California Police Injured Saving Lives at Las Vegas Massacre Denied Workers’ Compensation

October 27, 2017 Updated: October 27, 2017

Deputies from Orange County, California who were at the Route 91 Harvest Music Festival when shooting broke out are being denied workers compensation for their injuries.

Orange County law states that the county doesn’t need to pay for injuries sustained outside the state, and that laws prohibit it. The off-duty first responders who originally came to simply enjoy the concert ended up aiding local Las Vegas police in saving lives, reported NBC News.

“These deputies jumped into action during the Las Vegas massacre without thinking for a second about where it was happening or whether they were technically on duty,” said Tom Dominguez, president of the Association of Orange County Deputy Sheriffs, via a statement obtained by NBC News.

A Las Vegas Metropolitan Police officer stands in the intersection of Las Vegas Boulevard and Tropicana Ave. after a mass shooting at a country music festival nearby in Las Vegas on Oct. 2, 2017 . (Photo by Ethan Miller/Getty Images)

County officials want to work on new legislation that would allow first responders who happen to find themselves in such a situation to still have access to workers compensation benefits when they return home.

“Active shooters, terrorists and criminals who exemplify pure evil don’t pay attention to state lines; law enforcement shouldn’t have to either,” said Dominguez. “Counties and municipalities must properly interpret the law to ensure the public is protected.”

Out of four Orange County deputies submitting claims about injuries sustained during the massacre, one was shot. More than 40 off-duty Orange County sheriff’s personnel attended the festival. Orange County Supervisor Todd Spitzer hopes new legislation can be enacted for more flexibility with workers compensation in events like these, The Orange County Register reported.

“We live in a very different world, and I think, unfortunately, I think we’re going to see these acts against our citizens,” Spitzer said, via the Register. “I don’t want to see people run away and leave their fellow citizen behind. I want to encourage people to help others.”

An officer wipes away tears during a vigil for Las Vegas Metropolitan Police Department Officer Charleston Hartfield at Police Memorial Park in Las Vegas on Oct. 5, 2017. (Photo by Drew Angerer/Getty Images)

“Right now, the (county) CEO doesn’t have any ability to authorize those kinds of benefits, so as the county, we’re saying we’re going to be there to help,” Spitzer added, in hopes of getting the new legislation passed.
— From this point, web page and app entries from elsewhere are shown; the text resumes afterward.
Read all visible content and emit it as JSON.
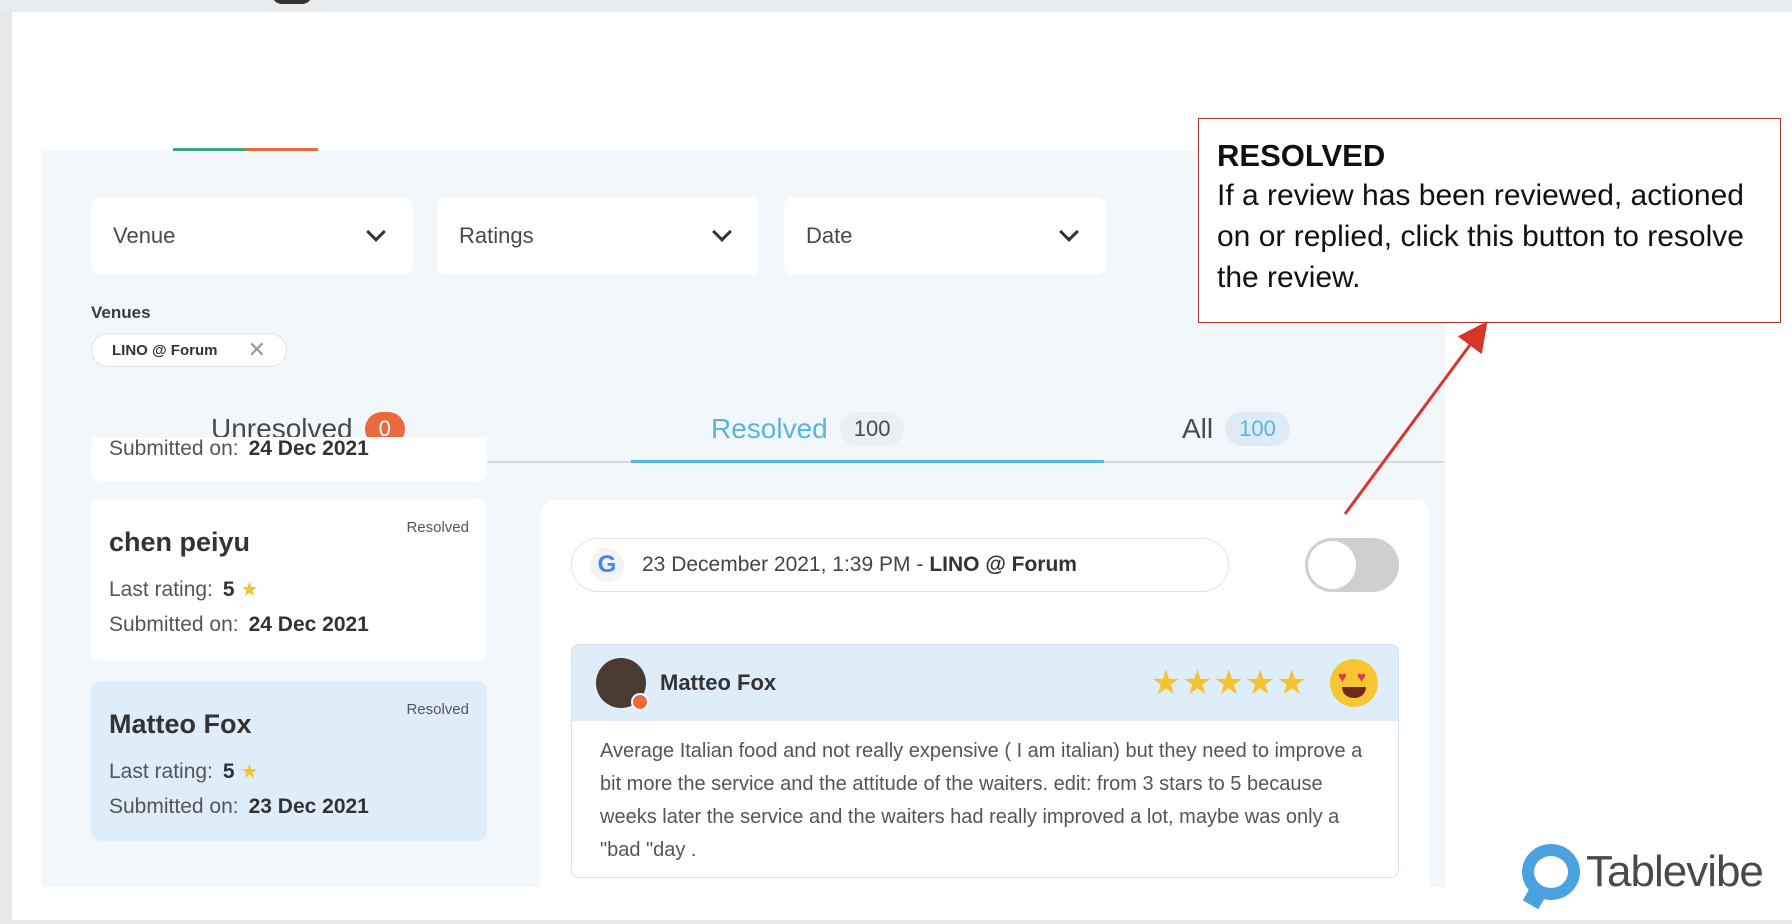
{
  "filters": {
    "venue": "Venue",
    "ratings": "Ratings",
    "date": "Date"
  },
  "venues": {
    "label": "Venues",
    "chip": "LINO @ Forum"
  },
  "tabs": [
    {
      "label": "Unresolved",
      "count": "0"
    },
    {
      "label": "Resolved",
      "count": "100"
    },
    {
      "label": "All",
      "count": "100"
    }
  ],
  "list": {
    "partial": {
      "submitted_label": "Submitted on:",
      "submitted": "24 Dec 2021"
    },
    "cards": [
      {
        "name": "chen peiyu",
        "badge": "Resolved",
        "rating_label": "Last rating:",
        "rating": "5",
        "submitted_label": "Submitted on:",
        "submitted": "24 Dec 2021"
      },
      {
        "name": "Matteo Fox",
        "badge": "Resolved",
        "rating_label": "Last rating:",
        "rating": "5",
        "submitted_label": "Submitted on:",
        "submitted": "23 Dec 2021"
      }
    ]
  },
  "detail": {
    "source_date": "23 December 2021, 1:39 PM -",
    "source_venue": "LINO @ Forum",
    "resolved_toggle": false,
    "reviewer": "Matteo Fox",
    "stars": "★★★★★",
    "rating": 5,
    "text": "Average Italian food and not really expensive ( I am italian) but they need to improve a bit more the service and the attitude of the waiters. edit: from 3 stars to 5 because weeks later the service and the waiters had really improved a lot, maybe was only a \"bad \"day ."
  },
  "callout": {
    "title": "RESOLVED",
    "body": "If a review has been reviewed, actioned on or replied, click this button to resolve the review."
  },
  "logo": {
    "text": "Tablevibe"
  },
  "icons": {
    "chevron": "chevron-down-icon",
    "remove": "close-icon",
    "star": "star-icon",
    "google": "google-icon"
  },
  "colors": {
    "accent_blue": "#5ab3e0",
    "accent_orange": "#ea6a3e",
    "star": "#f5c232",
    "callout_border": "#a9362b",
    "arrow": "#d9362b"
  }
}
But the legislation that Spitzer and others are proposing will not cover long term injuries. Spitzer said that to pay for injuries requiring more treatment would need to be determined by higher legislative and legal authorities.
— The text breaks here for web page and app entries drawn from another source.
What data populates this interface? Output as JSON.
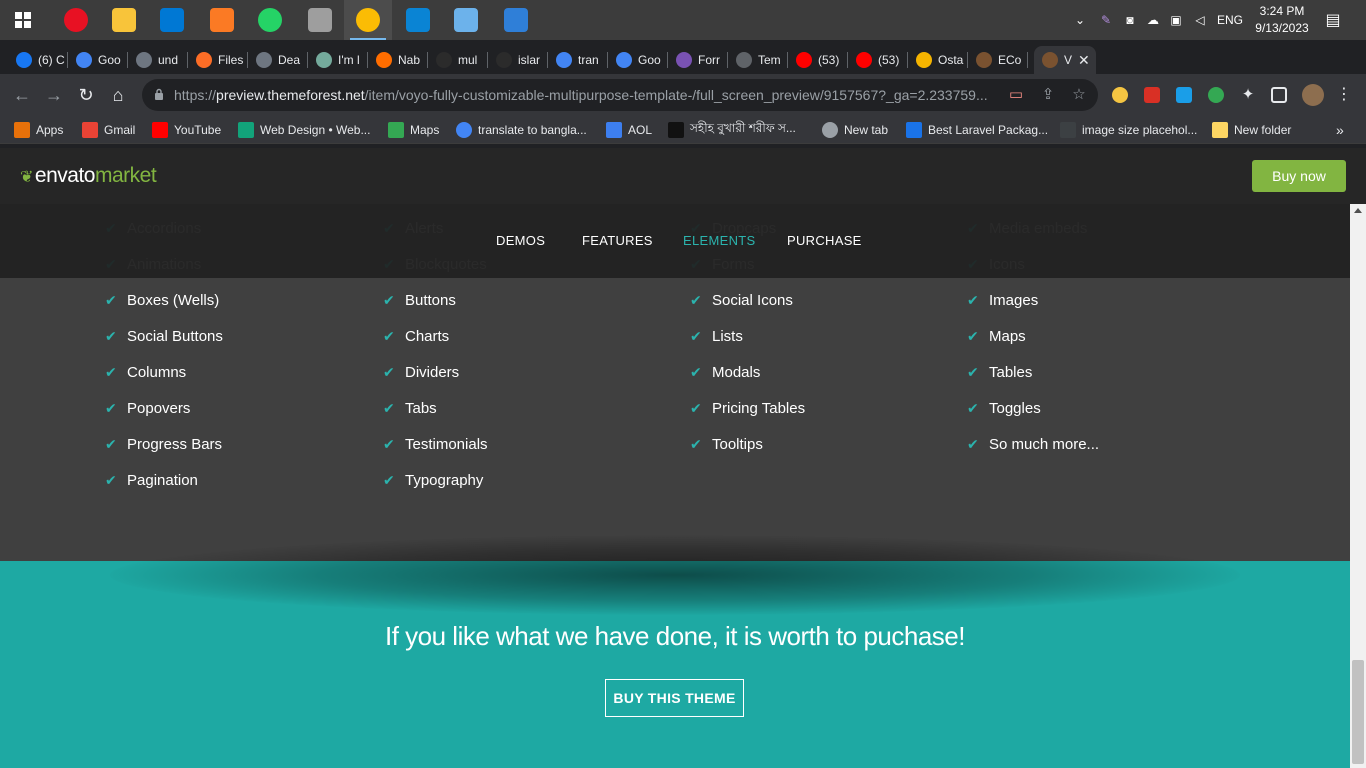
{
  "taskbar": {
    "apps": [
      {
        "name": "Start",
        "icon": "windows-icon"
      },
      {
        "name": "Screen recorder",
        "icon": "record-icon",
        "color": "#e81123"
      },
      {
        "name": "File Explorer",
        "icon": "folder-icon",
        "color": "#f8c43a"
      },
      {
        "name": "Microsoft Store",
        "icon": "store-icon",
        "color": "#0078d4"
      },
      {
        "name": "XAMPP",
        "icon": "xampp-icon",
        "color": "#fb7a24"
      },
      {
        "name": "WhatsApp",
        "icon": "whatsapp-icon",
        "color": "#25d366"
      },
      {
        "name": "Printer",
        "icon": "printer-icon",
        "color": "#9e9e9e"
      },
      {
        "name": "Chrome",
        "icon": "chrome-icon",
        "color": "#fbbc04"
      },
      {
        "name": "VS Code",
        "icon": "vscode-icon",
        "color": "#0a84d4"
      },
      {
        "name": "Notepad",
        "icon": "notepad-icon",
        "color": "#6cb2eb"
      },
      {
        "name": "Photos",
        "icon": "photos-icon",
        "color": "#2f7fd8"
      }
    ],
    "tray": {
      "language": "ENG",
      "time": "3:24 PM",
      "date": "9/13/2023"
    }
  },
  "tabs": [
    {
      "label": "(6) C",
      "icon": "facebook-icon",
      "color": "#1877f2"
    },
    {
      "label": "Goo",
      "icon": "google-icon",
      "color": "#4285f4"
    },
    {
      "label": "und",
      "icon": "github-icon",
      "color": "#6e7681"
    },
    {
      "label": "Files",
      "icon": "gitlab-icon",
      "color": "#fc6d26"
    },
    {
      "label": "Dea",
      "icon": "github-icon",
      "color": "#6e7681"
    },
    {
      "label": "I'm l",
      "icon": "chatgpt-icon",
      "color": "#74aa9c"
    },
    {
      "label": "Nab",
      "icon": "fire-icon",
      "color": "#ff6d00"
    },
    {
      "label": "mul",
      "icon": "dark-icon",
      "color": "#2b2b2b"
    },
    {
      "label": "islar",
      "icon": "dark-icon",
      "color": "#2b2b2b"
    },
    {
      "label": "tran",
      "icon": "google-icon",
      "color": "#4285f4"
    },
    {
      "label": "Goo",
      "icon": "translate-icon",
      "color": "#4285f4"
    },
    {
      "label": "Forr",
      "icon": "bootstrap-icon",
      "color": "#7952b3"
    },
    {
      "label": "Tem",
      "icon": "globe-icon",
      "color": "#5f6368"
    },
    {
      "label": "(53)",
      "icon": "youtube-icon",
      "color": "#ff0000"
    },
    {
      "label": "(53)",
      "icon": "youtube-icon",
      "color": "#ff0000"
    },
    {
      "label": "Osta",
      "icon": "ostad-icon",
      "color": "#f5b400"
    },
    {
      "label": "ECo",
      "icon": "themeforest-icon",
      "color": "#7a5230"
    },
    {
      "label": "V",
      "icon": "themeforest-icon",
      "color": "#7a5230",
      "active": true
    }
  ],
  "toolbar": {
    "url_prefix": "https://",
    "url_host": "preview.themeforest.net",
    "url_path": "/item/voyo-fully-customizable-multipurpose-template-/full_screen_preview/9157567?_ga=2.233759..."
  },
  "bookmarks": [
    {
      "label": "Apps",
      "icon": "apps-grid-icon",
      "color": "#e8710a"
    },
    {
      "label": "Gmail",
      "icon": "gmail-icon",
      "color": "#ea4335"
    },
    {
      "label": "YouTube",
      "icon": "youtube-icon",
      "color": "#ff0000"
    },
    {
      "label": "Web Design • Web...",
      "icon": "webdesign-icon",
      "color": "#12a37a"
    },
    {
      "label": "Maps",
      "icon": "maps-icon",
      "color": "#34a853"
    },
    {
      "label": "translate to bangla...",
      "icon": "google-icon",
      "color": "#4285f4"
    },
    {
      "label": "AOL",
      "icon": "aol-icon",
      "color": "#3d7ff0"
    },
    {
      "label": "সহীহ বুখারী শরীফ স...",
      "icon": "book-icon",
      "color": "#111111"
    },
    {
      "label": "New tab",
      "icon": "globe-icon",
      "color": "#9aa0a6"
    },
    {
      "label": "Best Laravel Packag...",
      "icon": "laravel-icon",
      "color": "#1a73e8"
    },
    {
      "label": "image size placehol...",
      "icon": "image-icon",
      "color": "#3c4043"
    },
    {
      "label": "New folder",
      "icon": "folder-icon",
      "color": "#fdd663"
    }
  ],
  "envato": {
    "logo_main": "envato",
    "logo_accent": "market",
    "buy_now": "Buy now",
    "accent": "#82b541"
  },
  "site_nav": [
    {
      "label": "DEMOS"
    },
    {
      "label": "FEATURES"
    },
    {
      "label": "ELEMENTS",
      "active": true
    },
    {
      "label": "PURCHASE"
    }
  ],
  "elements": {
    "col1": [
      "Accordions",
      "Animations",
      "Boxes (Wells)",
      "Social Buttons",
      "Columns",
      "Popovers",
      "Progress Bars",
      "Pagination"
    ],
    "col2": [
      "Alerts",
      "Blockquotes",
      "Buttons",
      "Charts",
      "Dividers",
      "Tabs",
      "Testimonials",
      "Typography"
    ],
    "col3": [
      "Dropcaps",
      "Forms",
      "Social Icons",
      "Lists",
      "Modals",
      "Pricing Tables",
      "Tooltips"
    ],
    "col4": [
      "Media embeds",
      "Icons",
      "Images",
      "Maps",
      "Tables",
      "Toggles",
      "So much more..."
    ]
  },
  "cta": {
    "text": "If you like what we have done, it is worth to puchase!",
    "button": "BUY THIS THEME",
    "accent": "#1ea9a3"
  }
}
But Dominguez thinks that under the current law, the deputies are still entitled to workers compensation benefits.